A recent decision of the Ontario Superior Court of Justice provides a helpful precedent for franchisors seeking to confirm and enforce the expiry of their franchise agreements. In FPMG Hospitality Inc. v. Recipe Unlimited Corporation,1 the Court ruled against an interlocutory injunction to prohibit a franchisor from acting on its expiration terms of a Harvey’s restaurant franchise agreement in Brantford, Ontario. The decision confirms that courts will enforce the expiration terms of franchise agreements in the appropriate circumstances.

In 2010, FPMG Hospitality Inc. (FPMG) and Recipe Unlimited Corporation (Recipe) negotiated and signed two franchise agreements for Harvey’s restaurants in Brantford and Sarnia. The Brantford Harvey’s agreement stated that FPMG, the franchisee, did not have a right to renew the agreement after it expired at the end of the initial 10-year term. However, the Sarnia Harvey’s agreement contained the right to renew upon expiration and was in fact being renewed.

Recipe, the franchisor, delivered a Notice of Expiration to inform FPMG that the Brantford Harvey’s agreement would expire and terminate on August 31, 2021 pursuant to the terms of the franchise agreement. FPMG opposed the notice, arguing that based on Recipe’s conduct, it was entitled to an extension of the franchise agreement for another 10-year term.

FPMG argued that Recipe made oral representations leading it to believe that it might have the possibility of renewal at the end of the term. However, the Court instead relied on the “entire agreement clause” of the franchise agreement that specifically stated there were no representations or statements not contained in the agreement that form part of the agreement.

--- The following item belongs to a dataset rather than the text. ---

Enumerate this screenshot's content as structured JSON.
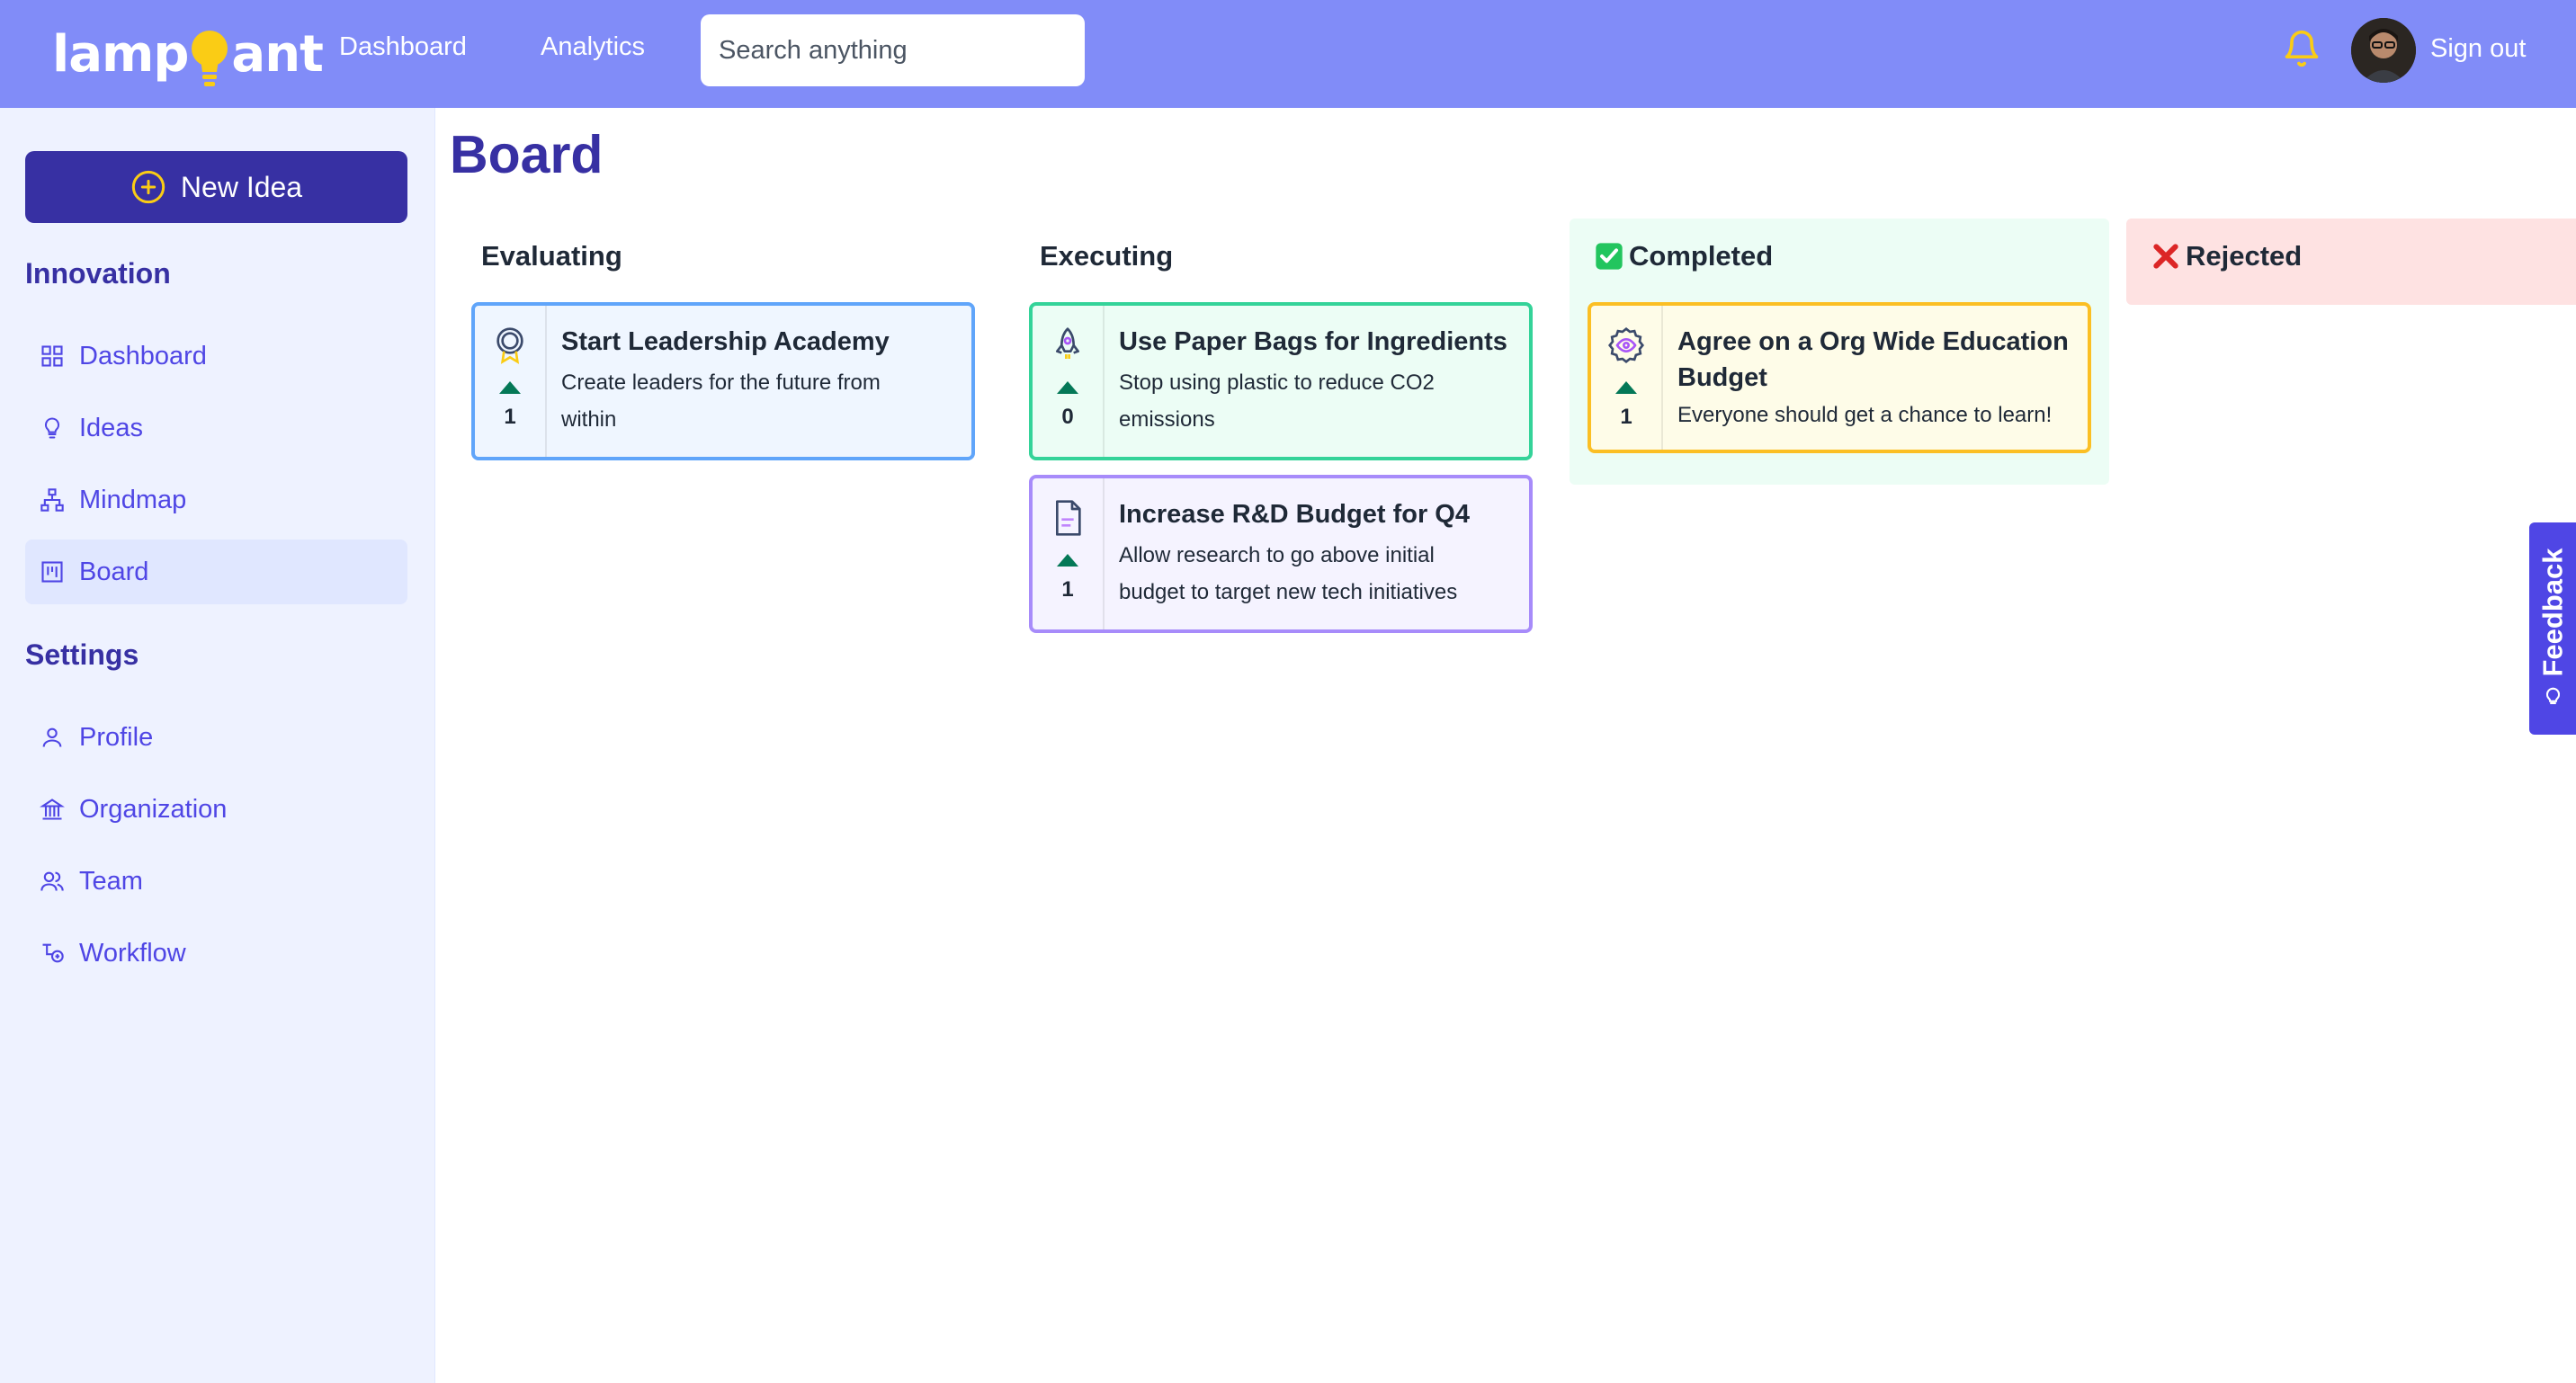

Further allegations by the franchisee included that Recipe unfairly dealt with FPMG in comparison to other franchisees, and that it failed to comply with franchise disclosure requirements. However, the Court considered the evidence uncertain and the positions weak.

Ultimately, the Court applied the law on injunctions and concluded that FPMG was not entitled to the injunction order. FPMG chose to sign the agreement despite being aware of the agreement’s expiry date and being fully informed that it had no right to renew. Furthermore, the Court held that FPMG would not suffer irreparable harm if it were not permitted to stay in possession of the Brantford Harvey’s operation. Given that FPMG anticipated the franchise had a 10-year lifespan, any business decisions were made in light of that knowledge.

Although it was a moot point, the Court was satisfied that the balance of convenience weighed in favour Recipe. Should the injunction be granted, Recipe would be compelled to be in a relationship against its will, with an entity that had no express right to continue in the relationship. 

Key Takeaways

This case reassures franchisors that the decision not to renew an agreement that does not contain a right of renewal does not, on its own, constitute a breach of the duty of fair dealing. The duty of good faith arises out of the specific contractual arrangement agreed to by the parties. Most importantly, franchisors will not be compelled to renew an agreement where there is no contractual right to renew.

A copy of the decision can be found here.


1 2021 ONSC 7156.

This publication is a general summary of the law. It does not replace legal advice tailored to your specific circumstances.

For more information, please contact the authors of this article or any member of our Franchise Law Group.